            While it is difficult to control all of the issues that might arise in working with someone from another culture, sensitivity to these issues will go a long way toward enhancing communications.  It might be helpful to do some research on the other culture, or try to talk to someone from that culture, to learn more about how emotions are expressed, and any cultural barriers that might exist that could interfere with discussions about emotions.  Also, simply asking a patient if they are uncomfortable with talking about their feelings can help to prevent further discomfort and embarrassment – and offending the patient – before it occurs.   

            Gender can present further complications in discussing emotions.  In Western culture, as well as in other cultures, men traditionally are much less comfortable talking about their emotions than are women.  Traditionally, expressing emotions has been considered a sign of weakness for men.  This has also been true in many other cultures.  Also, men traditionally are less likely to admit what they fear might be perceived as weakness to a woman, and women may feel more comfortable having these conversations with other women. 

            As with culture, it is important to be sensitive to gender issues when emotions are involved.  Gender roles are changing.  As the world has become more psychologically sophisticated, men and women are more able to articulate feelings and feel more comfortable with this process. 

            When working with anyone who is from a different culture than oneself, it is important to go into the situation cautiously, but with an open mind: 

  • Avoid stereotyping the other person in any way by making assumptions about their comfort level with discussing emotional issues. 
  • Make it clear that you are willing to discuss the issues and concerns that they might have.
  • Don’t attempt to ‘help’ them talk about emotions through direct and persistent questioning.
  • Consider enlisting the assistance of another professional who represents, or is familiar with, the patient’s culture. 

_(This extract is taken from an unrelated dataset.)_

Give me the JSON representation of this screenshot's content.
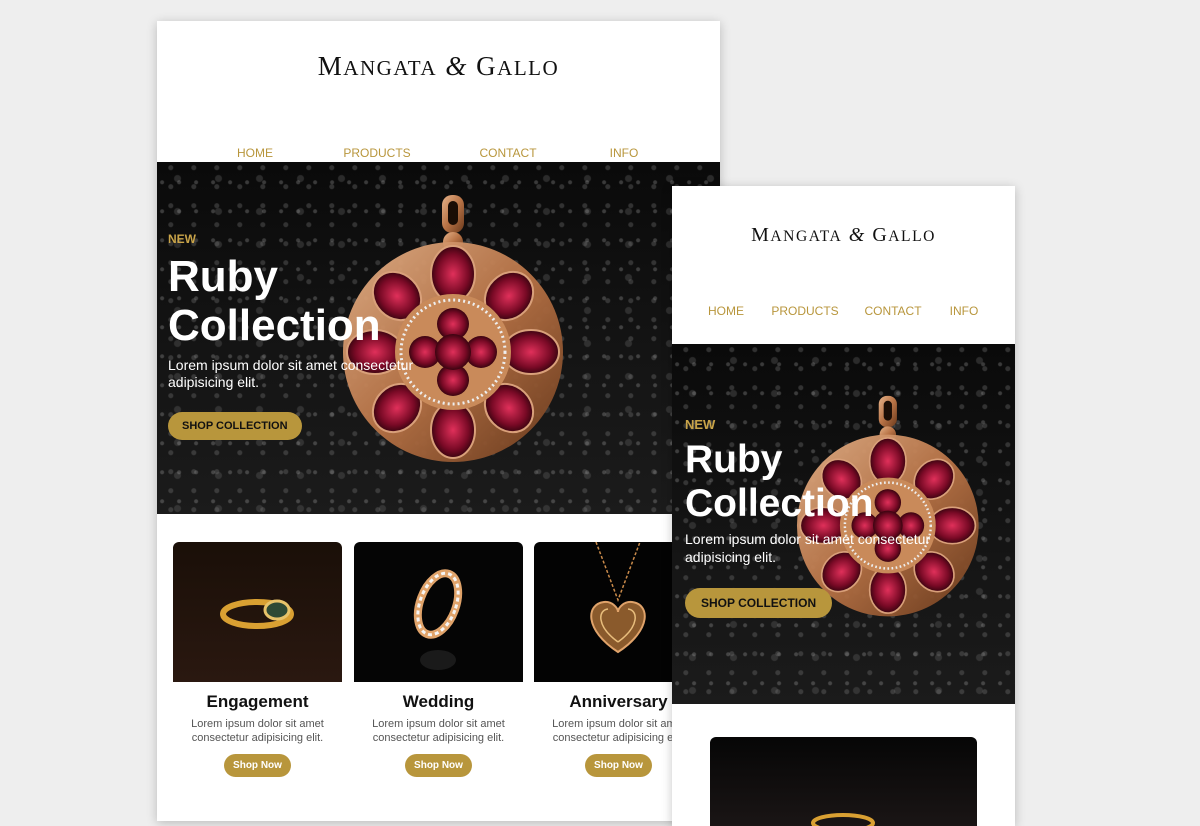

Gary R. McClain, PhD, is a therapist, educator, and consultant in New York City, with a specialty in working with patients who are newly-diagnosed with chronic or catastrophic medical conditions  This article was adapted from his book, “After the Diagnosis: How Patients React and How To Help Them Cope (Delmar, 2010), a supplementary textbook for nursing education.  He maintains a Website,